What has Oscar done to make you so cynical, Nathaniel? I'd like to imagine that voters are familiar with their craft and they recognize outstanding work when they see it. That's the way it works, right? But this pairing (and so many other "message" winners, good and bad) (and, for that matter, their repeated demonstrations of their lack of familiarity with their craft) could suggest that they're blind to anything but the message, at least when they go for a message film. That's a therapy session I'd love to eavesdrop on. But at least sometimes, as we saw last week, they can look past clumsy sermonizing (like Babel) and go for something that seizes the brass ring through sheer, ballsy technique. Looking through the list of films we'll be addressing in the coming months, we'll be wondering a lot about what specific motives led to the choice Oscar made in a given year, even when, as here, they made the right choice. Sometimes it's a strong message or phenomenal technique. Or vast, overwhelming scale. Or a comeback vehicle for a director who doesn't get enough credit.
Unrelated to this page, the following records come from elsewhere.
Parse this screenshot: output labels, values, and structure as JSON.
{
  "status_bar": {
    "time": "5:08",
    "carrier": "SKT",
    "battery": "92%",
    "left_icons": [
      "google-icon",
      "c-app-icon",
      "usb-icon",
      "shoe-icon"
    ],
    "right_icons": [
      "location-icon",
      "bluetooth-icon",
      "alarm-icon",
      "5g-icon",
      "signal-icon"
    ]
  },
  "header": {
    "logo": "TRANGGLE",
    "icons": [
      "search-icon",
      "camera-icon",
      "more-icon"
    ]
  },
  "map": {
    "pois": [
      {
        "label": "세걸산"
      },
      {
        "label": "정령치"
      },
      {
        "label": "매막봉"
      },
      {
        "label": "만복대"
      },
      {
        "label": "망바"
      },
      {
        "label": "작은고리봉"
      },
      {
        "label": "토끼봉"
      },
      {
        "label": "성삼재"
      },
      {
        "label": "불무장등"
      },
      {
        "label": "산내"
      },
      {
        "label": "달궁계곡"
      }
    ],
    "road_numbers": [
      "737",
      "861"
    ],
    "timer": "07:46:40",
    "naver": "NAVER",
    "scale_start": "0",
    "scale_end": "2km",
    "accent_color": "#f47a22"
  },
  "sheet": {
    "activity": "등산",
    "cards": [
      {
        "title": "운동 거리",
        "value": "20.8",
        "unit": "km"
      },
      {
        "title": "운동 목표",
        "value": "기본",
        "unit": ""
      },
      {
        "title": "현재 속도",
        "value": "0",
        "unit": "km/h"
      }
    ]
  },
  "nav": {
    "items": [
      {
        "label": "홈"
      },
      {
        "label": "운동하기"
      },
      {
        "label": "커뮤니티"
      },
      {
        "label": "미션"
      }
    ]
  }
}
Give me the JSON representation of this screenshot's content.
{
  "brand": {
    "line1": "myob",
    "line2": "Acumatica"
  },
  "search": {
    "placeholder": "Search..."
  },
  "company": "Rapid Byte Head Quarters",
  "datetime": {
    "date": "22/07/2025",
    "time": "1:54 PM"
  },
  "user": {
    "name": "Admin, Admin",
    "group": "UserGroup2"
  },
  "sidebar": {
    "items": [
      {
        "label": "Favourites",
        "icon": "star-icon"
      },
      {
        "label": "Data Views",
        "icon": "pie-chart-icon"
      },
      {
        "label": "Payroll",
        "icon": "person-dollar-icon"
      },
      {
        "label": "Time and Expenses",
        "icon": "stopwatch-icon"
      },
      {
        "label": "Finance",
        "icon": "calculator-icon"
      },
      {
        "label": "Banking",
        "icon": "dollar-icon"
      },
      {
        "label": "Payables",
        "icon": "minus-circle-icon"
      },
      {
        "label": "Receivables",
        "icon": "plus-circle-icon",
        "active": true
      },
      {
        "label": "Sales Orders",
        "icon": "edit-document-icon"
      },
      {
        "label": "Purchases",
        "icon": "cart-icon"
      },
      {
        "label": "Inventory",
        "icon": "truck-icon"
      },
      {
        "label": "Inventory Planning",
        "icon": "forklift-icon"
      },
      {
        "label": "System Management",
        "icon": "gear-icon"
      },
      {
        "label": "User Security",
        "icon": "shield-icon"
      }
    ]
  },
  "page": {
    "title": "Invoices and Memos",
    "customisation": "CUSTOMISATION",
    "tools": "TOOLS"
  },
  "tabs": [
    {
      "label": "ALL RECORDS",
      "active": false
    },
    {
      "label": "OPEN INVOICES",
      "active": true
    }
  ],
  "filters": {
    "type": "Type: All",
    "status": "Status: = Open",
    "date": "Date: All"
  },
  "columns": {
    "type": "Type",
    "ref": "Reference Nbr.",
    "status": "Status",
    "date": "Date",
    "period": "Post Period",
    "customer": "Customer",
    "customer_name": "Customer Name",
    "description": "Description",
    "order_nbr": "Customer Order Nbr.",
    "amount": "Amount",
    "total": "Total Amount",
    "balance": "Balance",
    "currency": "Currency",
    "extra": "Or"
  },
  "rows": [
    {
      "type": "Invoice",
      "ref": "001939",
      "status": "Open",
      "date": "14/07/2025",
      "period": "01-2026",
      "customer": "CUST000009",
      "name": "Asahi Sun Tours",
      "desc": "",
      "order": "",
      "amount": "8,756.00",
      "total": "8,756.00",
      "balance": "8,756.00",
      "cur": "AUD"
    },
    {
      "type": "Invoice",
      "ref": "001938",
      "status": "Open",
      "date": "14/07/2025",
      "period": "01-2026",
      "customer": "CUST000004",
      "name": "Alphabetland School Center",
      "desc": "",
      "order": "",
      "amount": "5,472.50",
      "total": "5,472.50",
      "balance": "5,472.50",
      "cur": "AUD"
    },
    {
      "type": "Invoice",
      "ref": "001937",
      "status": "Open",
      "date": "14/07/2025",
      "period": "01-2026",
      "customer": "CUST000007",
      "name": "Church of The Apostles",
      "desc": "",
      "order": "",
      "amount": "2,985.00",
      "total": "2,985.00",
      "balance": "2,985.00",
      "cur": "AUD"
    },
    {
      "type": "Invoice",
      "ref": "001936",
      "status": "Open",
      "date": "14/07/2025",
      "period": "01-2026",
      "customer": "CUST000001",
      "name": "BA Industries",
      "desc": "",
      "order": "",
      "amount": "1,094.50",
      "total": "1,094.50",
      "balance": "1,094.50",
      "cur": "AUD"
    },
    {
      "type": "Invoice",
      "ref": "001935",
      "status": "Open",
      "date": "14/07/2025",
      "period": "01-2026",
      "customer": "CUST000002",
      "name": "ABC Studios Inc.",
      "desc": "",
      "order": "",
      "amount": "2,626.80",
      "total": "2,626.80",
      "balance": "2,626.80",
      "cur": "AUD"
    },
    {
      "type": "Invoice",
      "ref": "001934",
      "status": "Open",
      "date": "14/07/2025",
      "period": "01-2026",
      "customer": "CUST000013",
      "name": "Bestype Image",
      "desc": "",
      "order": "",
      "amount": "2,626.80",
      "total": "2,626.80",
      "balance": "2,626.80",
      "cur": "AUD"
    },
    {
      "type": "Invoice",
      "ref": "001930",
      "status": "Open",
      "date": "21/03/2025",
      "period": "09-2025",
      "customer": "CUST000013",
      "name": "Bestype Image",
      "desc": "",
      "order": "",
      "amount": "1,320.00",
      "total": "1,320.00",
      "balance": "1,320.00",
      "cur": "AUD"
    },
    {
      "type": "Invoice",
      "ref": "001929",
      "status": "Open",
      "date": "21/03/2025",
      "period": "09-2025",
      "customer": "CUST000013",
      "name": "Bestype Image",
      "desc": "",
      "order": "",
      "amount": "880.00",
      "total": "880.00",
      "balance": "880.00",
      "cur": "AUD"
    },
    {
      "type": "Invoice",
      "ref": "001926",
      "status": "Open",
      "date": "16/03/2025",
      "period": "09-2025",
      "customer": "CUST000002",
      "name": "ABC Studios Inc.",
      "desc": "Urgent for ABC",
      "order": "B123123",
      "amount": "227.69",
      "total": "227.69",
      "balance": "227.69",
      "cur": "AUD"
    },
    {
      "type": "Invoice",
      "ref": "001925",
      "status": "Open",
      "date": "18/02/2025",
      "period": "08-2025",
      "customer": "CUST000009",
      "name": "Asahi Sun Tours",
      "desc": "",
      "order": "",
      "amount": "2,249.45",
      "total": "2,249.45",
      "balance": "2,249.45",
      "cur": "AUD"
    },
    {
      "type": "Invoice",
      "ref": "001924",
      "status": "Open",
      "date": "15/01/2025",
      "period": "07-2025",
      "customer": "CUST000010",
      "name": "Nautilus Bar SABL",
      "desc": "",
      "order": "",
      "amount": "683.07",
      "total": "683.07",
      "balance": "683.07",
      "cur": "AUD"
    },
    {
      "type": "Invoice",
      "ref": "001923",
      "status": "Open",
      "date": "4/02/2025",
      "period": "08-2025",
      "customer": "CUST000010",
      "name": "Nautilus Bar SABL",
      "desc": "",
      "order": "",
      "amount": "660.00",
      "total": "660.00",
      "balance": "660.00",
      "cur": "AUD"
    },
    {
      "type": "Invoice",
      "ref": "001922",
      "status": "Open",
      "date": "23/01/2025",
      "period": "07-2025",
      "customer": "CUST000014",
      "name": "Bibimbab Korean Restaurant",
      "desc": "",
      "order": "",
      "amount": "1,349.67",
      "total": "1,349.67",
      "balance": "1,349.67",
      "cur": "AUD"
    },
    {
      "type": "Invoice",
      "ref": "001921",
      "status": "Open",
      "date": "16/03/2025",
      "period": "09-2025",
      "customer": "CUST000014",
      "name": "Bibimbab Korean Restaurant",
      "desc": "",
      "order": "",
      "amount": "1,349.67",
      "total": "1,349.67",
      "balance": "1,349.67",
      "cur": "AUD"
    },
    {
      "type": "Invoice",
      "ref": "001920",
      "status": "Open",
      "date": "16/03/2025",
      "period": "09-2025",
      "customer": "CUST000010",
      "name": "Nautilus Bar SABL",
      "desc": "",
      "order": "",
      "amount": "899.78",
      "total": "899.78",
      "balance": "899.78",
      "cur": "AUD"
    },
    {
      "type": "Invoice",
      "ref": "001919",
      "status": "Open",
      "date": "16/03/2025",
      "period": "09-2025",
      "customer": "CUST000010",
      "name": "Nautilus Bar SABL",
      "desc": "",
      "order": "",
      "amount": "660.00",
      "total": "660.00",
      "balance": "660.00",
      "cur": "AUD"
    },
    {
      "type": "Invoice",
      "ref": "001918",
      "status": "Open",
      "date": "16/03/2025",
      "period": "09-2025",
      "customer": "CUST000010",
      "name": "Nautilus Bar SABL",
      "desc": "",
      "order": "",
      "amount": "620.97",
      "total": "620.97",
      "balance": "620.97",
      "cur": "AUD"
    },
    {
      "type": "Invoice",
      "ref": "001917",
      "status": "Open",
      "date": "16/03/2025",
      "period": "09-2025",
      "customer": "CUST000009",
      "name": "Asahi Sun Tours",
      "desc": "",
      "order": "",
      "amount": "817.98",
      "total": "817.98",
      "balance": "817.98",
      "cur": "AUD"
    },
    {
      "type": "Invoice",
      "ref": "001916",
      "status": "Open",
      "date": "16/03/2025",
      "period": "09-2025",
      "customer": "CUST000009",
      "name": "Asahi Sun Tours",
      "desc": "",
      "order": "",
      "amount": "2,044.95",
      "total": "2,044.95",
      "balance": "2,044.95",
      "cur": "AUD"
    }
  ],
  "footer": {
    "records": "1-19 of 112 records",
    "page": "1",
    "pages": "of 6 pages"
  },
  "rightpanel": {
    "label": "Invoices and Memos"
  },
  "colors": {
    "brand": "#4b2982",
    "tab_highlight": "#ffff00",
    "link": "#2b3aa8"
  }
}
Basically, Oscar needs something huge and noticeable to pin its medal to. It might be fun at the end to try to divide the winners into categories: technique, message, scale, comeback. And Ernest Borgnine.
Reader: Don't front. Don't be all quiet. Do you agree with us that the Milestone film is a milestone? Are you angry at Crash all the time, and do you know why? Though Oscar may have said it all with that interpretive dance of "In the Deep" before a blazing car, leave us your impressions in the form of a Comment...
Stats: All Quiet on the Western Front was nominated for four Oscars, winning Best Picture and Best Director. Crash was nominated for six, winning Best Original Screenplay and Best Film Editing in addition to Best Picture.
Currently: Goatdog's and Nathaniel's posts on this week's films
Previously: ep.1: Wings & No Country; ep.2: Broadway Melody & Departed